My first job out of Syracuse was for a dot com start-up called DreamLife.com. Don't bother checking out the site, it's long-gone (whatever is there now is something different). Went out of business officially some time around 2002. But when I got there in May of 2000, it was everything you've ever heard about the dot com world.
Situated in a converted warehouse above the Chelsea Market, the wide-open space featured gaming tables, people in shorts and the loosest corporate atmosphere I could have imagined. At least twice a week, the entire office would cease working at 3:30 and everyone would log on to Counterstrike and we'd commence murdering one another. After the School of Management put the Fear of God into me that I was destined for a career of corporate, suit and tie life for the next forty years, it was a breathe of fresh air. At least until you walked outside and it smelled like garbage, piss and old meat. Ah, New York City.

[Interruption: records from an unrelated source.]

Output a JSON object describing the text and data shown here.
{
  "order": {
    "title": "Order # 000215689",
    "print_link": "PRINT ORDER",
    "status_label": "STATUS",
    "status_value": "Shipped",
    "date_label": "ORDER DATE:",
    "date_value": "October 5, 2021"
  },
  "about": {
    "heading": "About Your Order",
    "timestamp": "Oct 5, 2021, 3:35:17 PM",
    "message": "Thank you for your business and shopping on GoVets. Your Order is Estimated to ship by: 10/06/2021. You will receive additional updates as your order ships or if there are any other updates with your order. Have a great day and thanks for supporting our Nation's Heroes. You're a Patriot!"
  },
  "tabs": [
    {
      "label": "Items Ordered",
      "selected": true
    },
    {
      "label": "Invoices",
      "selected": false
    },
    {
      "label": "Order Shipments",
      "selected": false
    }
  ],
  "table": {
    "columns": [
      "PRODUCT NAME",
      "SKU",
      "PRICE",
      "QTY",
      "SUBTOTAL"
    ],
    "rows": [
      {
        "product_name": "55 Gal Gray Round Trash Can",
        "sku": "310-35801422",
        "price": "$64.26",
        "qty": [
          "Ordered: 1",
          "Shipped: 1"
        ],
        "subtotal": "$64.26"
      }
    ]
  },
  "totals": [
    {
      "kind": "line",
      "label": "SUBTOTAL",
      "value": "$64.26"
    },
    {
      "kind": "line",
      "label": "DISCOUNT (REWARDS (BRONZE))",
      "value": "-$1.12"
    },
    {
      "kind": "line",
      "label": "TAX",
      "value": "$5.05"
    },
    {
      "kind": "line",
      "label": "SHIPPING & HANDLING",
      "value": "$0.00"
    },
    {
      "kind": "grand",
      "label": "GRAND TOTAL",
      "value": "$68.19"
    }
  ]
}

Anyway, DreamLife.com was a Tony Robbins' company. You know Tony Robbins, the abnormally tall guy who smiles all the time and wants to make you a better person. It wasn't my cup of tea, per se, but as many of you college seniors will soon learn, when you're 22, a job's a job. The point of the site was to offer classes that folks could take online to better their lives. Everything from how to meditate to how to do your taxes. Not a terrible idea, just way ahead of the point where people wanted to pay money on the Internet for those kinds of things.
Robbins' bread and butter remained in (and likely still does) his seminars. I got to attend one as part of my job and, if you've never been to one...holy crap. It was held at Continental Airlines Arena at the "Old" Meadowlands. I remember thinking the place would be about half full and that would be impressive.
No, no, no.
The place was almost sold out. This arena, which was lucky at the time to get half-full for Nets game, was jam-packed with folks on hand to see Tony Robbins and folks like General Norman Schwarzkopf and Barbara Walters talk about...stuff. Oh, and give each other shoulder rubs. I remember that specificially. Lots of shoulder rubs for everyone around you.
This is also when I first heard about Brian Tracy. I knew every speaker that day except him. Turns out, he's a pretty big deal in the world of sales techniques (if that qualifies as a "world"). His company is called Brian Tracy International. International, you guys. So you know it's big.
Anyway, I listened to him tell everyone that they will be better salespeople if they buy his cassettes and then I watched thousands of people walk out into the hallways en masse and purchase said cassettes. I can only assume they all became better salespeople because Brian Tracy is still talking to people and those people are still buying cassettes. Well, probably CDs at this point.
Anyway, the point is, someone should buy Villanova's president, Rev. Peter Donahue, some Brian Tracy CDs. Cause the bro needs some sales pointers.
According to one person in the room that day, the presentation didn't go well, for a very specific reason. Villanova's president, the Rev. Peter Donahue, gave more an explanation of where things stood than a sales pitch. If he wasn't going to be a real advocate, it was natural for his brethren to wonder where the former drama professor really stood. Were they supposed to get excited about 'Nova joining them if 'Nova's president couldn't?
Reverend, you don't ask John Marinatto what he wants, you tell him what he NEEDS! Boom, sales, son!
As The Nova Blog points out, it's not all Pete's fault. He thought he was presenting on one thing instead of another.
Essentially, the Big East switched their view on Villanova from "we really want you" to "show us why we should take you." But from all accounts, this was never made clear to Villanova. So they entered that March meeting with more of a "here's how we're going to make it happen" approach when they should have been really trying to sell themselves to the Big East - and not just from a stadium perspective, but also showing the conference how excited they were to join.
And so, the new new date for The Villanova Decision is June 1st. Whether or not Villanova can get the stadium deal rectified AND work on their PowerPoint presentation in time, remains to be seen.
My advice, Nova. Pie charts. Lots and lots of pie charts (BOOM...SALES!).
Meanwhile, in a slightly unrelated yet related note, remember UMass? Those rapscallions from Amhearst who were like, "We want to join the Big East" and the Big East was like, "Cool story, bro, but no." Well, they're moving on to Plan B. They're joining the MAC. The deal apparently makes the Minutemen football members-only. The move also apparently might affect Temple, who may or may not be receiving overtures from Conference USA.
Not sure how that affects the Big East (or the Big East affects it) but it's worth keeping an eye on.